Piezoelectric crystals are one of many small scale energy sources. Whenever piezoelectric crystals are mechanically deformed or subject to vibration they generate a small voltage, commonly know as piezoelectricity. This form of renewable energy is not ideally suited to an industrial situation.
The ability of certain crystals to generate Piezoelectricity in response to applied mechanical stress is reversible in that piezoelectric crystals, when subjected to an externally applied voltage, can change shape by a small amount. This deformation, though only nanometers, has useful applications such as the production and detection of sound.
Probably the best-known use of piezoelectric crystals is in the electric cigarette lighter. Here, pressing the button causes a spring-loaded hammer to hit a piezoelectric crystal, the high voltage produced by this ignites the gas as the current jumps over a small spark gap. This technique also applies to some gas lighters used on gas grills or stoves.
Another common usage of a piezoelectric crystal energy source is that of creating a small motor; such as that used in a reflex camera to operate the auto focus system. These motors operate by vibration. The two surfaces are forced to vibrate at a phase shift of 90 degrees by a sine wave that has been generated at the motors resonant frequency. This forces a frictional force where the two surfaces meet and as one of the surfaces is fixed the other is forced to move.
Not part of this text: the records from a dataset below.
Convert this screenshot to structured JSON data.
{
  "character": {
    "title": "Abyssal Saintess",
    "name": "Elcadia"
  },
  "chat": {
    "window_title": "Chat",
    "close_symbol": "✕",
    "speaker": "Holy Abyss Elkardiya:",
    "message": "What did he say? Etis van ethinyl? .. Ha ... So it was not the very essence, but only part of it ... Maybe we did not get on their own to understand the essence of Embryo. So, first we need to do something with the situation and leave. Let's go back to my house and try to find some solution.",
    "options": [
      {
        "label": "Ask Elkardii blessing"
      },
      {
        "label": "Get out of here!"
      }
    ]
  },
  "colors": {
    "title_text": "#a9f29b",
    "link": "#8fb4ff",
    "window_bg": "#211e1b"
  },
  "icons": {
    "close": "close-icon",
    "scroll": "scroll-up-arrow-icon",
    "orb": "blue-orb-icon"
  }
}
It has been found that piezoelectric crystals that have been embedded in the sole of a shoe can yield a small amount of energy with each step. This could be applied in a way that the power for instruments such as torches, cell phones or other entertainment devices can be sourced from the movement of the operator.